|Good strawberry-growing weather brought a big crop to Georgia fields this spring.|
"This is the best year we've ever had," said William Oelgeschlager, who runs the four-year-old roadside market with his son-in-law William Mailand on Georgia Highway 20 between McDonough and Hampton, Ga.
It's Berry Picking Time
The berries were ready for picking in mid-April. They expect the season to last through the first week of June.
On a midweek afternoon in late April, the bountiful berries and beautiful weather brought families, groups of teenagers and neighbors out to pick berries and eat homemade ice cream, also for sale at the market.
The plants were so loaded with fruit it took only 10 minutes to fill a gallon bucket.
|Georgia's strawberry market is dependent on pick-your-own farms.|
He isn't the only grower benefitting.
Good Season Statewide
"We have a wonderful strawberry crop this year," said Gerard Krewer, an Extension Service horticulturist with the University of Georgia College of Agricultural and Environmental Sciences.
"In south Georgia, the crop is at its peak now.
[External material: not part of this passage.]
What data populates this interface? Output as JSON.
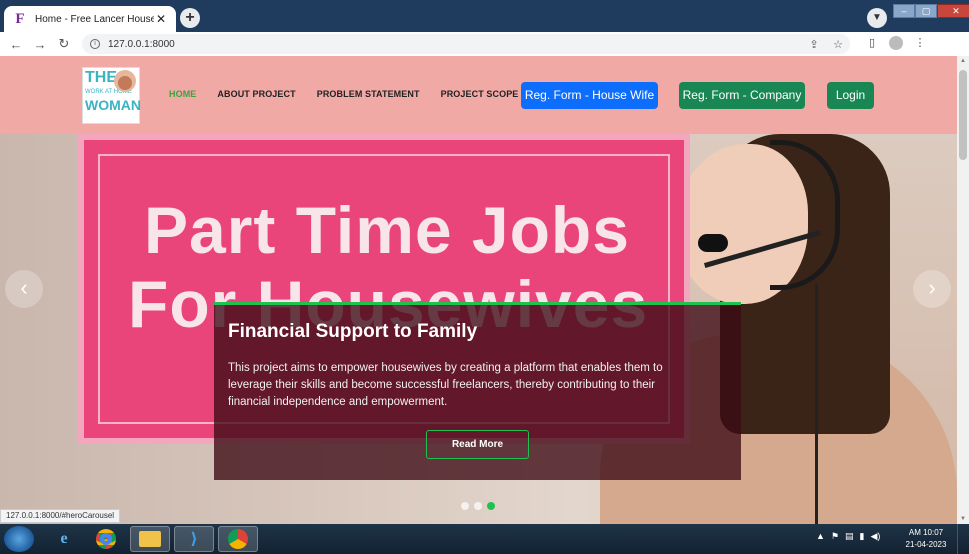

But there are still plenty of berries," Krewer said. "In the mountains, the crop is just coming in."
This spring's cool, dry weather is perfect for growing strawberries.
"The cool allows more flowers to form, which results in a larger crop," Krewer said. "Strawberries are quite odd in that most of the flower buds in the Georgia crop are formed in the spring of the year that production occurs. Up north, most of the flower buds are formed the previous fall and winter."
Most Georgia growers use plasticulture, planting the plants in a mounded row of soil covered with plastic. This method keeps moisture in the soil, soil off the berries and weeds out of the plants.
"We bring some flower buds in from Canada on the mother plants. Other flower buds are formed on side branches that develop in Georgia," Krewer explained. "If the weather is cool enough, they will form flowers that will come out and continue to form more and more berries. The cool, dry spring we had is ideal."
Almost all of the Georgia strawberry crop is grown on pick-your-own farms and the number of Georgia acres devoted to pick-your-own strawberry farms has increased dramatically since 1985.
In 1998, Georgia strawberry farms generated $1.5 million in sales, with an economic impact of $4.5 million.
"Pick-your-own is very dependent on a constant flow of customers," Krewer said. "They are also dependent on the weather."
If the McDonough Market Garden is any indication, Georgia farmers have plenty of both this year.
To find a fresh produce market or pick-your-own strawberry patch near you, visit the Georgia Farm Bureau Web site at http://www.gfb.org and look under Farm Markets. The site provides a map, directions, telephone numbers and a list of crops the market offers.
(Faith Peppers is the director of public affairs with the University of Georgia College of Agricultural and Environmental Sciences.)